A student-designed mobile computer lab, powered by solar energy and housed in a metal shipping container, is on display on the University of Houston campus Thursday before being shipped to Africa, where it will be used to improve literacy rates in Mali.
The lab was a project for computer engineering technology students, who painted the container and connected the solar panels that will power the lights, air conditioning and laptop computers inside. Students from the UH industrial design program created the furniture, lighting and other “human factors” inside the 19-by-7 foot space.
Dr. Richard Jackson, an internal medicine specialist from Houston, approached students with the idea more than a year ago, an outgrowth of his longstanding work to improve educational and health outcomes in Mali.

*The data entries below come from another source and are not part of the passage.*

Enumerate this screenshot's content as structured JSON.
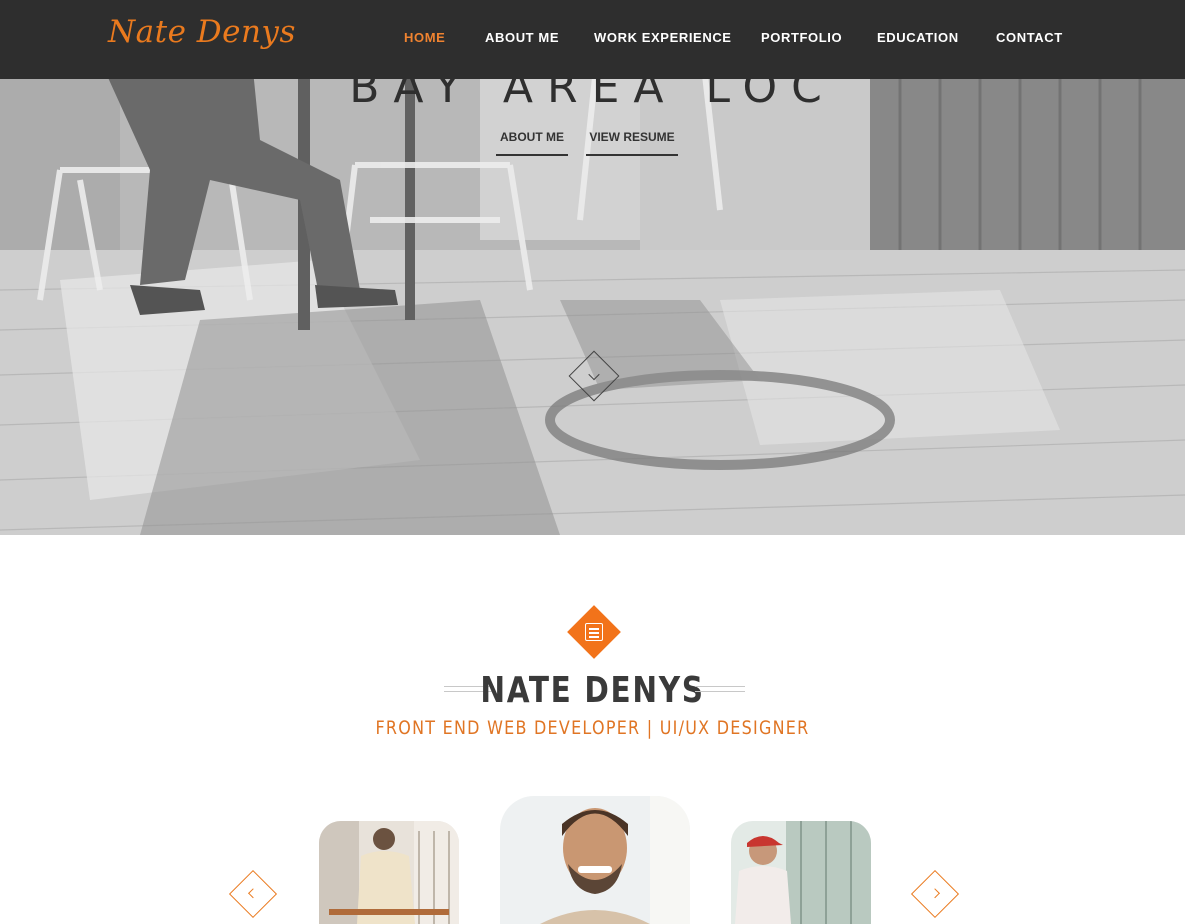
{
  "brand": {
    "logo_text": "Nate Denys",
    "accent_color": "#ea7a1e"
  },
  "nav": {
    "items": [
      {
        "label": "HOME",
        "active": true
      },
      {
        "label": "ABOUT ME",
        "active": false
      },
      {
        "label": "WORK EXPERIENCE",
        "active": false
      },
      {
        "label": "PORTFOLIO",
        "active": false
      },
      {
        "label": "EDUCATION",
        "active": false
      },
      {
        "label": "CONTACT",
        "active": false
      }
    ]
  },
  "hero": {
    "heading": "BAY AREA LOC",
    "buttons": {
      "about_label": "ABOUT ME",
      "resume_label": "VIEW RESUME"
    },
    "scroll_icon": "chevron-down-icon"
  },
  "about": {
    "badge_icon": "id-card-icon",
    "name": "NATE DENYS",
    "subtitle": "FRONT END WEB DEVELOPER | UI/UX DESIGNER",
    "carousel": {
      "prev_icon": "chevron-left-icon",
      "next_icon": "chevron-right-icon",
      "photos": [
        "photo-at-desk",
        "portrait-smiling",
        "photo-with-cap"
      ]
    }
  }
}
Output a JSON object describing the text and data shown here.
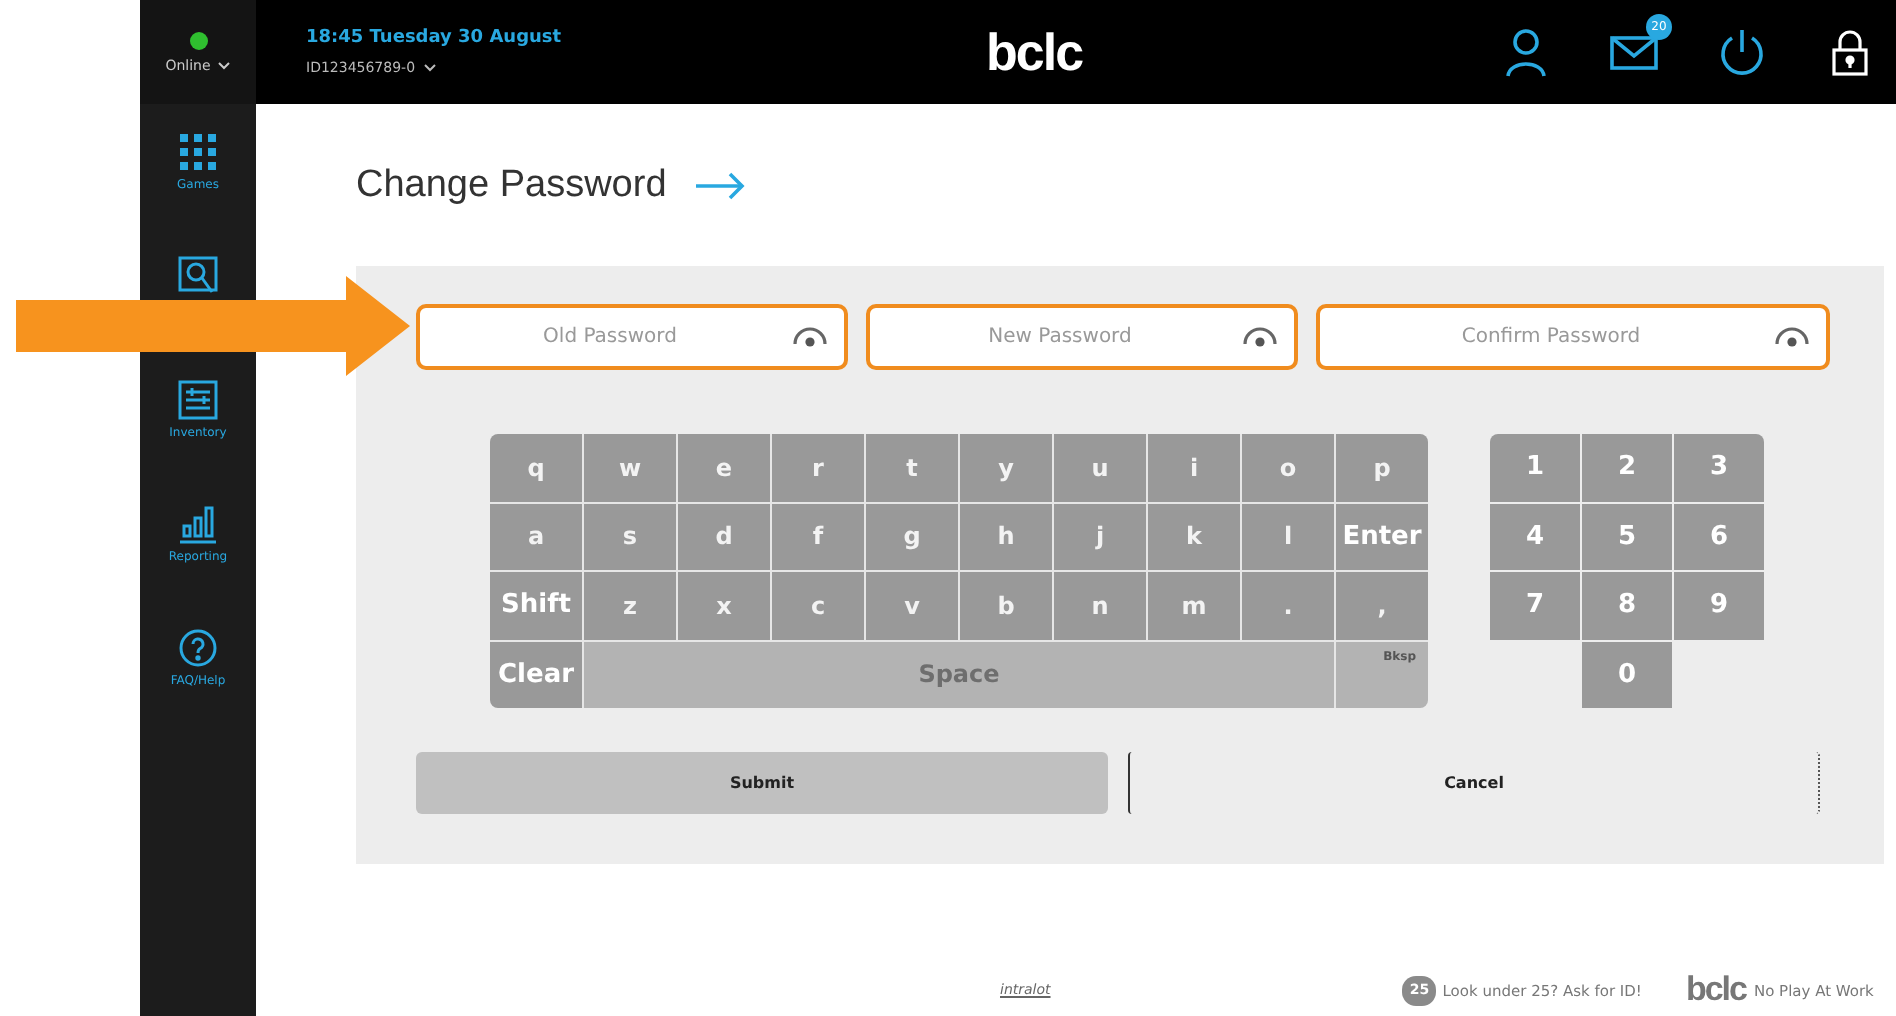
{
  "status": {
    "label": "Online",
    "online": true
  },
  "header": {
    "datetime": "18:45 Tuesday 30 August",
    "terminal": "ID123456789-0",
    "logo": "bclc",
    "mail_badge": "20"
  },
  "sidebar": {
    "items": [
      {
        "kind": "games",
        "label": "Games"
      },
      {
        "kind": "search"
      },
      {
        "kind": "inventory",
        "label": "Inventory"
      },
      {
        "kind": "reporting",
        "label": "Reporting"
      },
      {
        "kind": "help",
        "label": "FAQ/Help"
      }
    ]
  },
  "page_title": "Change Password",
  "fields": [
    {
      "placeholder": "Old Password"
    },
    {
      "placeholder": "New Password"
    },
    {
      "placeholder": "Confirm Password"
    }
  ],
  "keyboard": {
    "rows": [
      [
        {
          "label": "q"
        },
        {
          "label": "w"
        },
        {
          "label": "e"
        },
        {
          "label": "r"
        },
        {
          "label": "t"
        },
        {
          "label": "y"
        },
        {
          "label": "u"
        },
        {
          "label": "i"
        },
        {
          "label": "o"
        },
        {
          "label": "p"
        }
      ],
      [
        {
          "label": "a"
        },
        {
          "label": "s"
        },
        {
          "label": "d"
        },
        {
          "label": "f"
        },
        {
          "label": "g"
        },
        {
          "label": "h"
        },
        {
          "label": "j"
        },
        {
          "label": "k"
        },
        {
          "label": "l"
        },
        {
          "label": "Enter",
          "kind": "action"
        }
      ],
      [
        {
          "label": "Shift",
          "kind": "action"
        },
        {
          "label": "z"
        },
        {
          "label": "x"
        },
        {
          "label": "c"
        },
        {
          "label": "v"
        },
        {
          "label": "b"
        },
        {
          "label": "n"
        },
        {
          "label": "m"
        },
        {
          "label": "."
        },
        {
          "label": ","
        }
      ],
      [
        {
          "label": "Clear",
          "kind": "action"
        },
        {
          "label": "Space",
          "kind": "space"
        },
        {
          "label": "Bksp",
          "kind": "faint"
        }
      ]
    ]
  },
  "numpad": [
    {
      "label": "1"
    },
    {
      "label": "2"
    },
    {
      "label": "3"
    },
    {
      "label": "4"
    },
    {
      "label": "5"
    },
    {
      "label": "6"
    },
    {
      "label": "7"
    },
    {
      "label": "8"
    },
    {
      "label": "9"
    },
    {
      "label": "0"
    }
  ],
  "buttons": [
    {
      "label": "Submit",
      "kind": "primary"
    },
    {
      "label": "Cancel",
      "kind": "outline"
    }
  ],
  "footer": {
    "vendor": "intralot",
    "age_badge": "25",
    "age_notice": "Look under 25? Ask for ID!",
    "logo": "bclc",
    "slogan": "No Play At Work"
  }
}
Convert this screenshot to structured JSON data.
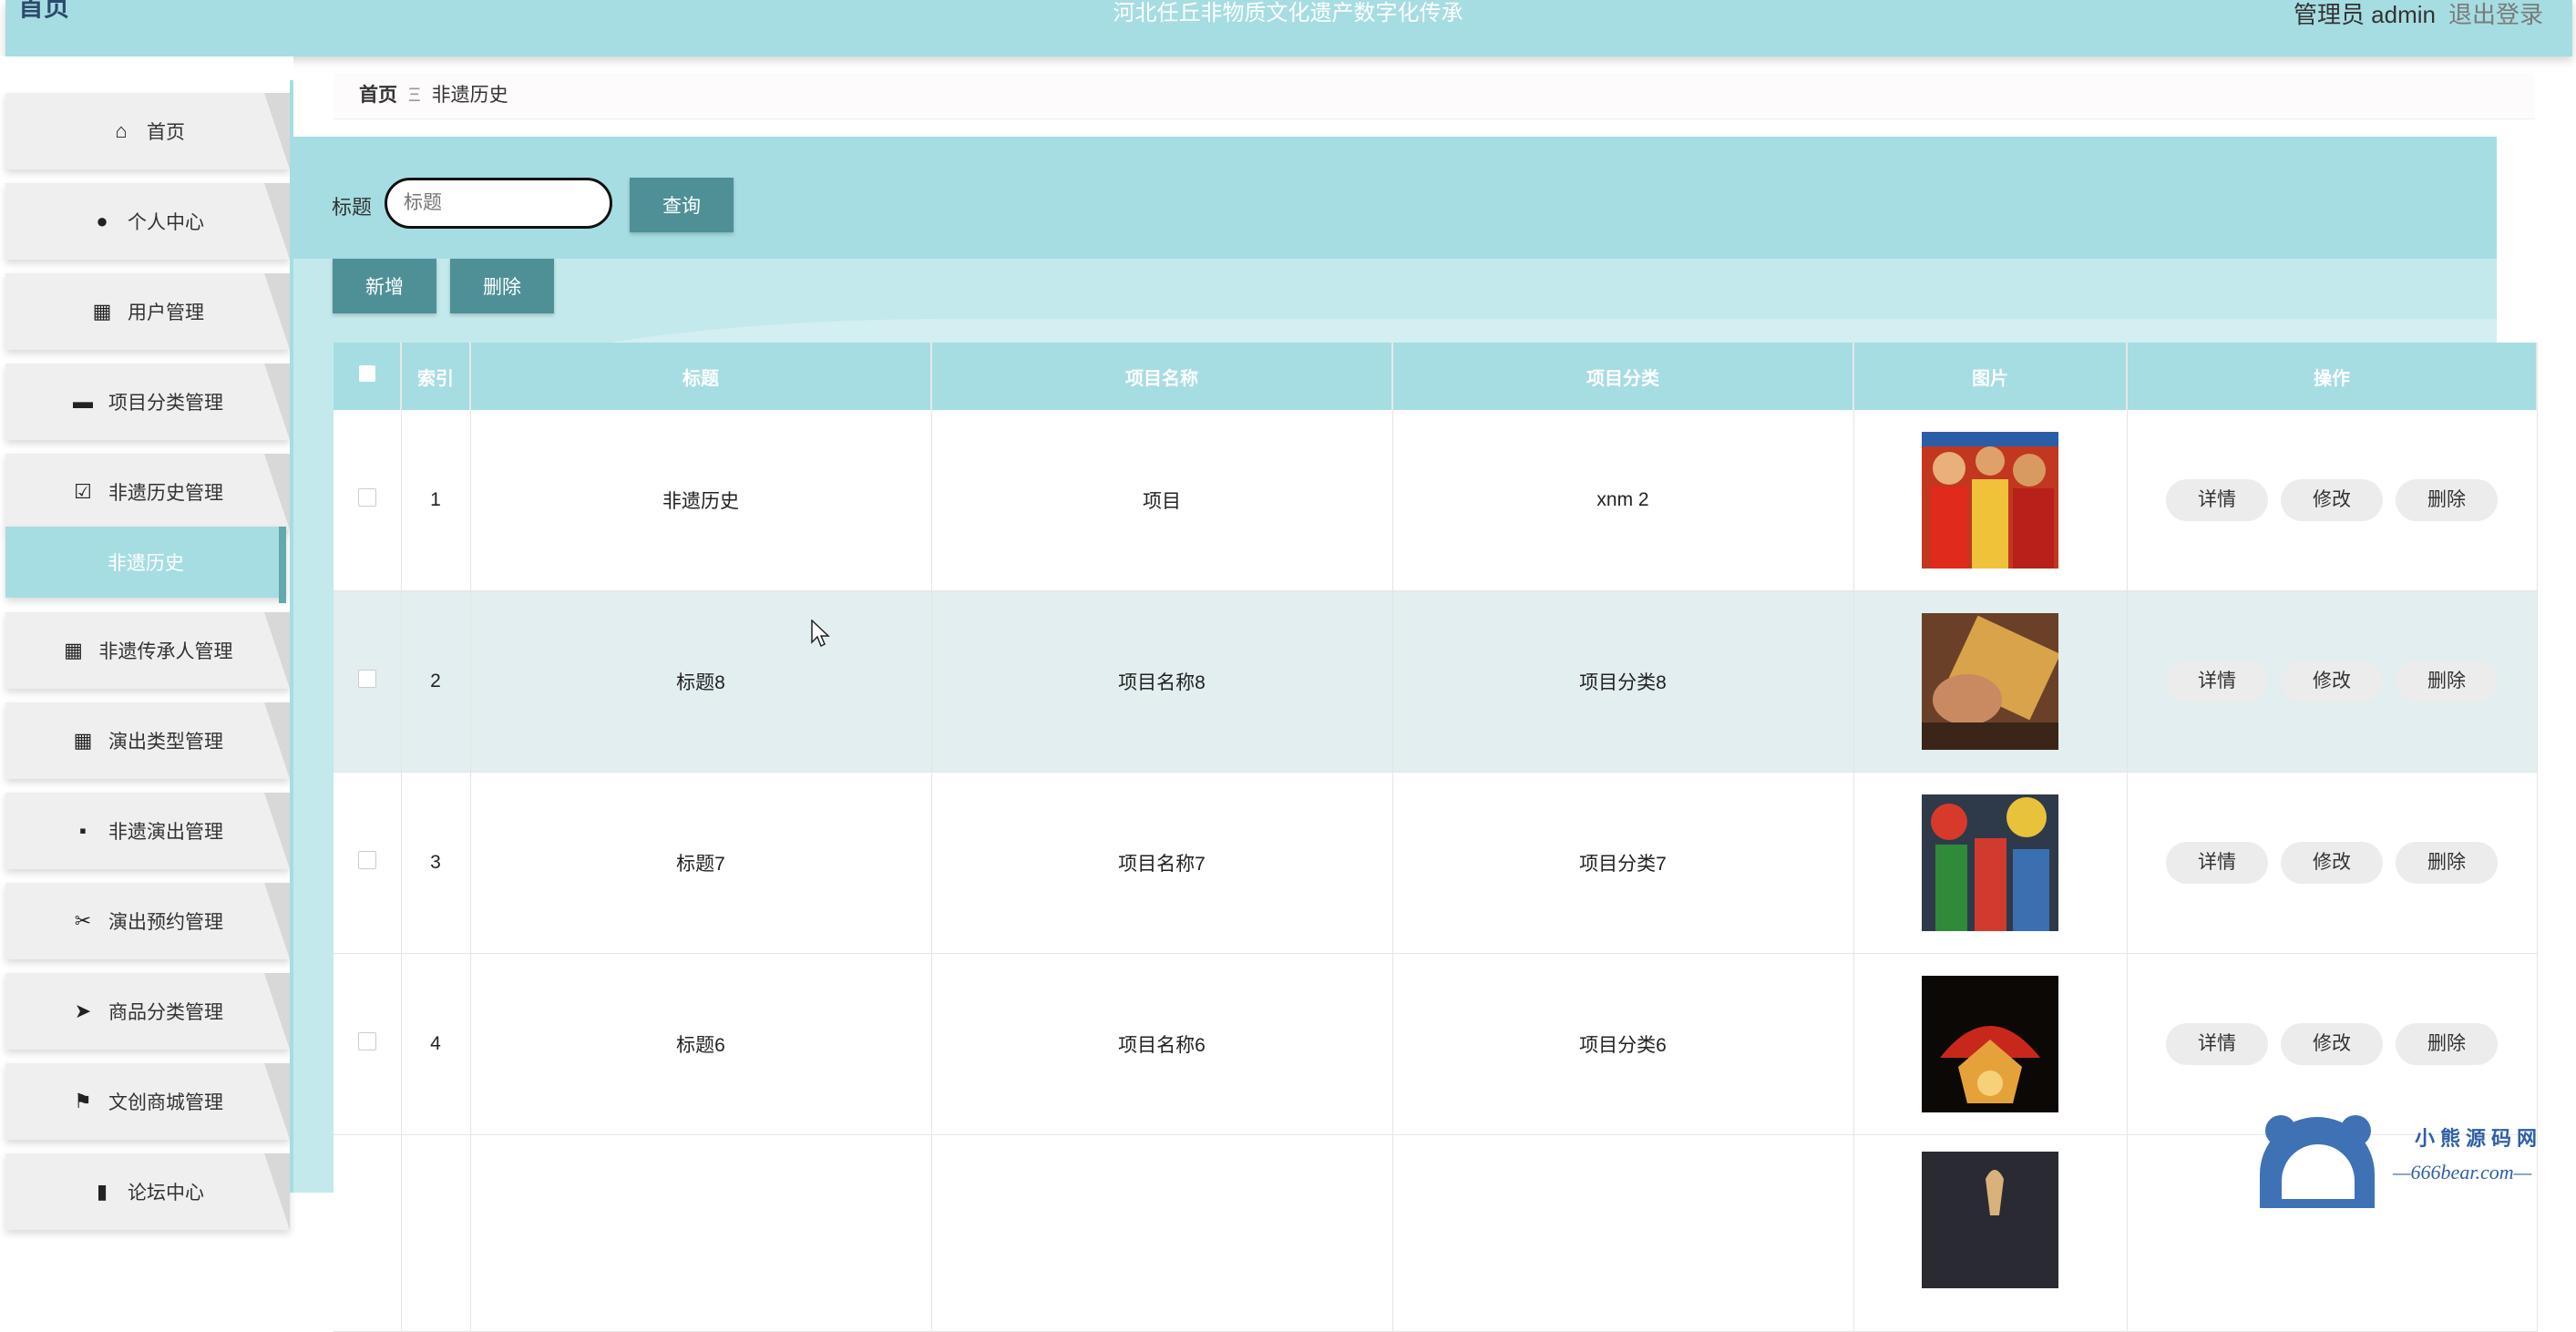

The former students who worked on the project, along with Jackson and administrators with the UH College of Technology, will discuss the project at 4 p.m. in Room 101 of the Technology Annex. The mobile lab will be open for tours beginning at 4:30 p.m.
It will be donated for use in Mali through the Mali Nieta Foundation, a nonprofit organization created by Jackson and a former patient, Garba Konate. Illiteracy is high in Mali, and parts of the country do not have reliable electrical power. The mobile lab is designed to be self-sufficient and can be moved about the countryside to meet local needs.
WHAT: Mobile computer lab, designed by UH College of Technology students to fit within a
shipping container and powered by solar panels
WHERE: Room 101 in the Technology Annex; mobile lab is parked next door
WHEN: 4-6 p.m. Thursday, May 25
MEDIA CONTACT: Jeannie Kever, 713-743-0778, m – 713-504-3769, firstname.lastname@example.org